Breeding colony disturbances
Boating activities also affect seabirds. Boaters and kayakers may be tempted to approach offshore rocks and islands. In California, seabirds nest during the spring and summer on these rocks and islands, which offer some protection from predators.
It's fun to view wildlife in their natural environment, and seabirds are particularly appealing because many nest together in large colonies. But, most seabirds only come to land to nest and raise their chicks, so it is a critical time. A boat or kayak closely approaching a group of nesting birds disturbs them, causing them to fly away. Too much disturbance can cause seabirds to abandon nests. When birds abandon their nests, their eggs and chicks become vulnerable to predation. Some species, such as common murres, lay their eggs directly on rock ledges. When frightened, they fly off in a panic and their eggs and chicks can get bumped off cliffs.
Avoid disturbing nesting birds by not boating at high speeds near colonies and by maintaining distance (a minimum 100 yards). Alarmed birds appear agitated and start flapping their wings, so move back. Avoid landing on offshore rocks during the seabird breeding season. Some of California's important seabird colonies are protected from landing or close approaches. Check the regulations before visiting any area.
During all times of the year, offshore rocks and islands are important roosting sites for brown pelicans and cormorants. Unlike most seabirds, pelicans and cormorants cannot completely waterproof their feathers. They need to regularly come ashore to dry off their feathers and to rest. If these birds are continually disturbed from roosting areas into cold water, they will actually become wet and eventually hypothermic.
Sea cave nesting disturbance
Sea caves are also important nesting habitat for more secretive species like ashy storm-petrels and Xantus's murrelets. In sea caves, they nest on ledges, under rocks and debris, and even on the ground in dark corners, leaving their nests at night. Entering these caves and making loud noises or using flashlights can cause these birds to abandon their nests. To help protect them, avoid entering sea caves during the spring and summer.
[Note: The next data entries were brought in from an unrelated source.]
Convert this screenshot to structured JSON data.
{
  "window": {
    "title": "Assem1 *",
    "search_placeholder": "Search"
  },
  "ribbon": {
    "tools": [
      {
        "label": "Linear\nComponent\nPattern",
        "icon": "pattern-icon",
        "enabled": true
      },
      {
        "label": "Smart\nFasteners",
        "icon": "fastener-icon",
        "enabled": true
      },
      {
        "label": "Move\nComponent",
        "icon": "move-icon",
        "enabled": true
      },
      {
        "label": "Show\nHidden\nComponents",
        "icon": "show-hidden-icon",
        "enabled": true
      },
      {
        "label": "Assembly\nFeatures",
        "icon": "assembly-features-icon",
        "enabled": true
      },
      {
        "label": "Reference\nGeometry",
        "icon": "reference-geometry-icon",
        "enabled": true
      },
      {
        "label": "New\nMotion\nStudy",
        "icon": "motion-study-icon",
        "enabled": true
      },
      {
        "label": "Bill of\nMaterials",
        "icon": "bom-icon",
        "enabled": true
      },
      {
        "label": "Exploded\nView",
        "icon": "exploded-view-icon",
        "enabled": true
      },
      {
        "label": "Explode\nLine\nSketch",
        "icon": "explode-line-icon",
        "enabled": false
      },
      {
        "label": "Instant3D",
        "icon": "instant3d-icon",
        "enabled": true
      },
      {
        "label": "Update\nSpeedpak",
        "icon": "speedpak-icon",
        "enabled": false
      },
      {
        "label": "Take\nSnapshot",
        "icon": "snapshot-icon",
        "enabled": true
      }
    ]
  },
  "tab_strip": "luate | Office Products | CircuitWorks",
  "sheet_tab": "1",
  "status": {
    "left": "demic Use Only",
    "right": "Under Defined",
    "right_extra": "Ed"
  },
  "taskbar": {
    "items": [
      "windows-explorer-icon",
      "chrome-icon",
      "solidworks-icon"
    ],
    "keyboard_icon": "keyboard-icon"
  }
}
For more information on avoiding entanglements visit:
- International Bird Rescue Research Center at www.ibrrc.org/fish_around_pelicans.html
- Save Our Seabirds, Inc. at www.seabirdrehab.org
- National Marine Fisheries Service at swr.ucsd.edu/habsc22.htg/bm2.htm
To contact a licensed wildlife rehabilitation facility:
- CDFW's regional wildlife care facilities list at www.dfg.ca.gov/wildlife/rehab/facilities.html
- The California Council for Wildlife Rehabilitators at www.ccwr.org
Everyone visiting the coast, whether fishing or just enjoying the wildlife, can help by not feeding birds, disposing of garbage properly, and by picking up any fish hooks or fishing lines left behind by others. Report injured birds that can be captured to local wildlife care facilities. Remember, seabirds in California have limited habitat for breeding and roosting. You and the seabirds can both enjoy the ocean at the same time with just a little distance. By doing your part you can help keep seabirds wild and a part of the ocean environment for the enjoyment of future generations.
Nora Rojek is an Environmental Scientist with CDFW's Marine Region and is the Region's seabird biologist.
(Note: This article appeared in the November - December 2002 edition of Outdoor California)